at Paid Rate
|62.5% and above||100%||0|
How does community eligibility compare to Provision 2? The Community Eligibility Provision is akin to Provision 2, a longstanding federal option, in that students are served meals at no charge, but the reimbursement structure differs and community eligibility schools do not have to collect applications. Districts can estimate their federal reimbursement under Provision 2 and community eligibility to decide which is a better fit for individual schools. Some districts operate some schools under Provision 2 and others under community eligibility.
Key Steps to Adopting the Community Eligibility Provision
Determine Identified Student Percentages. Districts must determine the number of Identified Students at each school and divide that by total enrollment at the school as of April 1 of each school year. Each district reports the resulting Identified Student Percentage for each school to the state child nutrition agency. Once the district knows the Identified Student Percentage for each of its schools, it can fully assess whether and how to adopt community eligibility.
Estimate the financial impact of community eligibility. Use USDA’s calculator that allows districts to estimate their federal reimbursements under community eligibility.
Identify eligible schools. By May 1, the state child nutrition agency will publish a list of schools that are eligible and near-eligible for community eligibility, as well as a list of districts that are eligible or near-eligible district-wide.

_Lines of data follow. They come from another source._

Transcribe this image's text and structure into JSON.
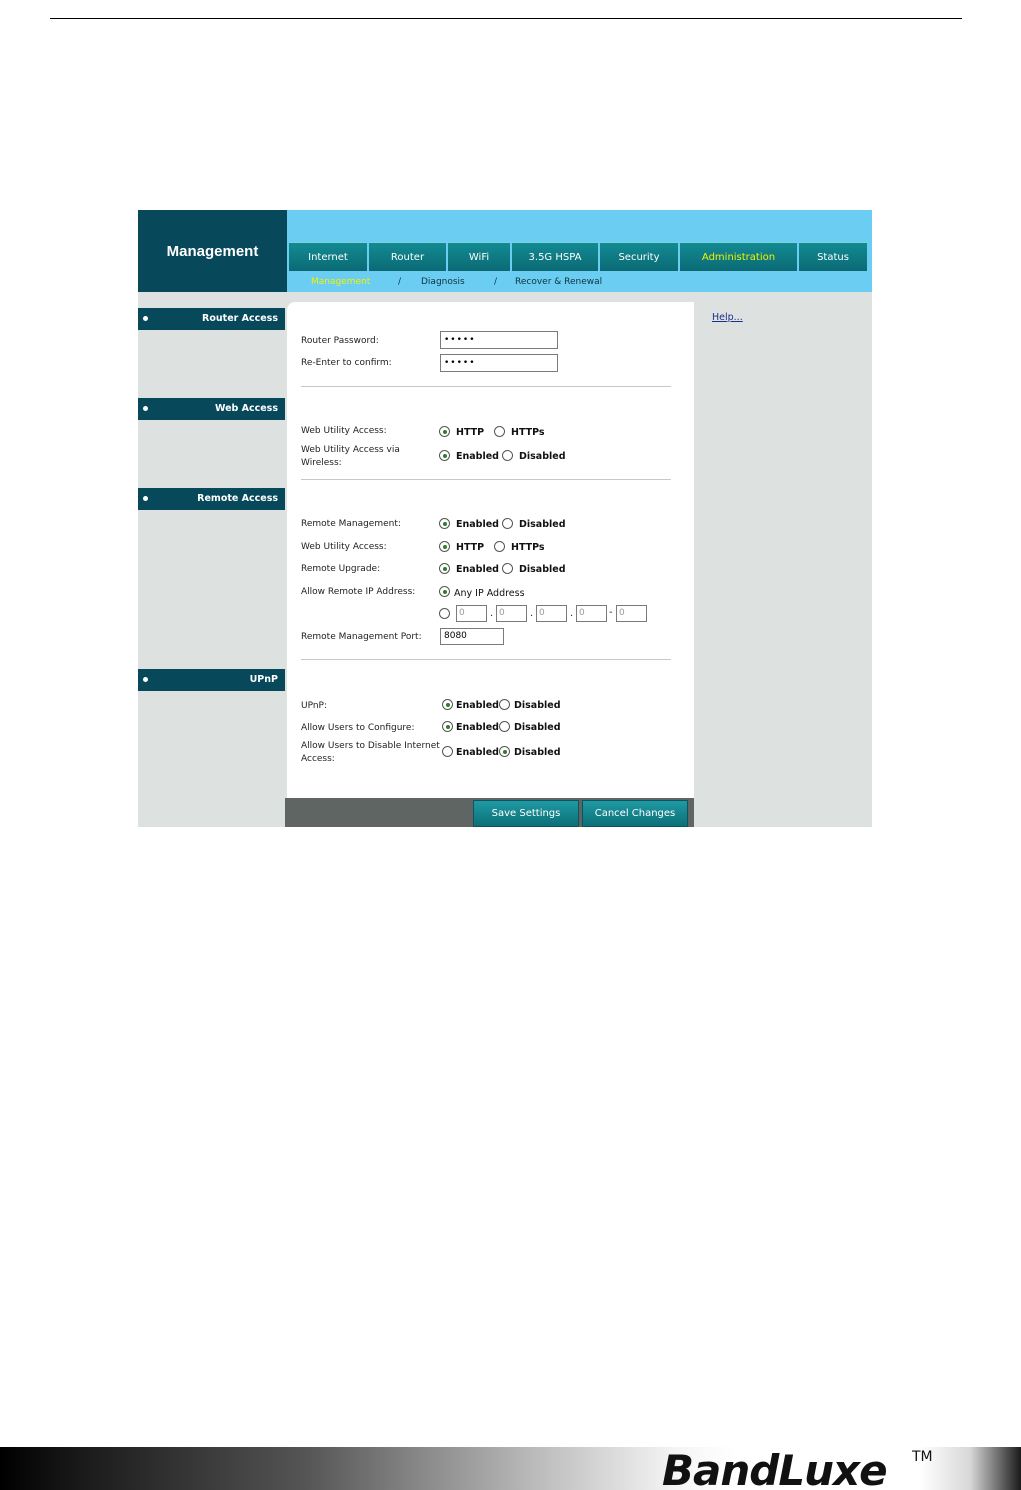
{
  "app": {
    "section_title": "Management",
    "tabs": [
      {
        "label": "Internet",
        "active": false
      },
      {
        "label": "Router",
        "active": false
      },
      {
        "label": "WiFi",
        "active": false
      },
      {
        "label": "3.5G HSPA",
        "active": false
      },
      {
        "label": "Security",
        "active": false
      },
      {
        "label": "Administration",
        "active": true
      },
      {
        "label": "Status",
        "active": false
      }
    ],
    "subnav": {
      "current": "Management",
      "sep1": "/",
      "diagnosis": "Diagnosis",
      "sep2": "/",
      "recover": "Recover & Renewal"
    }
  },
  "sidebar": {
    "router_access": "Router Access",
    "web_access": "Web Access",
    "remote_access": "Remote Access",
    "upnp": "UPnP"
  },
  "help": {
    "label": "Help..."
  },
  "router_access": {
    "password_label": "Router Password:",
    "password_value": "•••••",
    "confirm_label": "Re-Enter to confirm:",
    "confirm_value": "•••••"
  },
  "web_access": {
    "utility_label": "Web Utility Access:",
    "utility_opt1": "HTTP",
    "utility_opt2": "HTTPs",
    "wireless_label_1": "Web Utility Access via",
    "wireless_label_2": "Wireless:",
    "wireless_opt1": "Enabled",
    "wireless_opt2": "Disabled"
  },
  "remote_access": {
    "mgmt_label": "Remote Management:",
    "mgmt_opt1": "Enabled",
    "mgmt_opt2": "Disabled",
    "utility_label": "Web Utility Access:",
    "utility_opt1": "HTTP",
    "utility_opt2": "HTTPs",
    "upgrade_label": "Remote Upgrade:",
    "upgrade_opt1": "Enabled",
    "upgrade_opt2": "Disabled",
    "allow_ip_label": "Allow Remote IP Address:",
    "any_ip": "Any IP Address",
    "ip1": "0",
    "ip2": "0",
    "ip3": "0",
    "ip4": "0",
    "ip5": "0",
    "dot": ".",
    "dash": "-",
    "port_label": "Remote Management Port:",
    "port_value": "8080"
  },
  "upnp": {
    "upnp_label": "UPnP:",
    "upnp_opt1": "Enabled",
    "upnp_opt2": "Disabled",
    "config_label": "Allow Users to Configure:",
    "config_opt1": "Enabled",
    "config_opt2": "Disabled",
    "disable_label_1": "Allow Users to Disable Internet",
    "disable_label_2": "Access:",
    "disable_opt1": "Enabled",
    "disable_opt2": "Disabled"
  },
  "buttons": {
    "save": "Save Settings",
    "cancel": "Cancel Changes"
  },
  "footer": {
    "logo": "BandLuxe",
    "tm": "TM"
  }
}
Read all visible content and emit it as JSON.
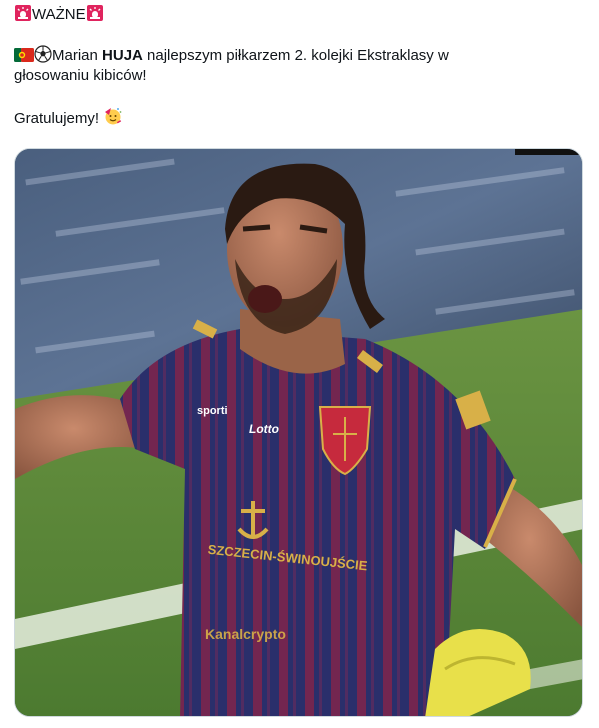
{
  "tweet": {
    "header_text": "WAŻNE",
    "line1_pre": "Marian ",
    "line1_bold": "HUJA",
    "line1_post": " najlepszym piłkarzem 2. kolejki Ekstraklasy w",
    "line2": "głosowaniu kibiców!",
    "line3": "Gratulujemy!",
    "icons": [
      "siren-icon",
      "portugal-flag-icon",
      "soccer-ball-icon",
      "partying-face-icon"
    ]
  },
  "media": {
    "kit_texts": {
      "sponsor_top": "sporti",
      "brand": "Lotto",
      "city": "SZCZECIN-ŚWINOUJŚCIE",
      "sponsor_bottom": "Kanalcrypto"
    },
    "colors": {
      "jersey_navy": "#2a2f6b",
      "jersey_stripe": "#8a2347",
      "pitch_green": "#5e8a3a",
      "crest_red": "#c62a3d",
      "glove_yellow": "#e8e04a"
    }
  }
}
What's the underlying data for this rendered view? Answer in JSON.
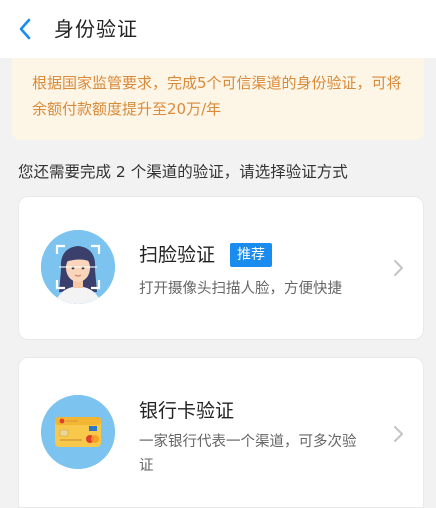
{
  "header": {
    "title": "身份验证"
  },
  "notice": {
    "text": "根据国家监管要求，完成5个可信渠道的身份验证，可将余额付款额度提升至20万/年"
  },
  "instruction": "您还需要完成 2 个渠道的验证，请选择验证方式",
  "methods": [
    {
      "title": "扫脸验证",
      "badge": "推荐",
      "description": "打开摄像头扫描人脸，方便快捷",
      "icon": "face-scan-icon"
    },
    {
      "title": "银行卡验证",
      "description": "一家银行代表一个渠道，可多次验证",
      "icon": "bank-card-icon"
    }
  ],
  "colors": {
    "accent": "#1a8cf0",
    "notice_text": "#d98a3a",
    "notice_bg": "#fdf5e5",
    "icon_bg": "#7cc4ef"
  }
}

Comparing these lists to the database of schools that have already adopted community eligibility can help identify districts that might benefit from community eligibility.
Opt to offer community eligibility. Districts must notify the state child nutrition agency of their intent to adopt community eligibility for the 2015-2016 school year by August 31, 2015. When providing Identified Student Percentages for reimbursement purposes, districts may use Identified Student Percentages for April 1 that are more complete than those published by the state child nutrition agency, if they are available.
Spread the word. Once the district has decided to offer community eligibility, it is important to inform the school community and local media. Successful strategies include sending letters to parents, using social media, and hosting a back to school media event in a community eligibility school. Use these model materials to reach your school community.
Food Research and Action Center Community Eligibility Resources
Center on Budget and Policy Priorities Community Eligibility Database
U.S. Department of Agriculture, Food and Nutrition Service Community Eligibility Policies and Tools
 Center on Budget and Policy Priorities, Take Up of Community Eligibility This School Year: More Than 6 Million Children Have Better Access to School Meals, February 25, 2015, http://www.cbpp.org/cms/index.cfm?fa=view&id=5273.
 FRAC and Center on Budget and Policy Priorities, Community Eligibility: Making High-Poverty Schools Hunger Free, October 1, 2013, http://frac.org/pdf/community_eligibility_report_2013.pdf.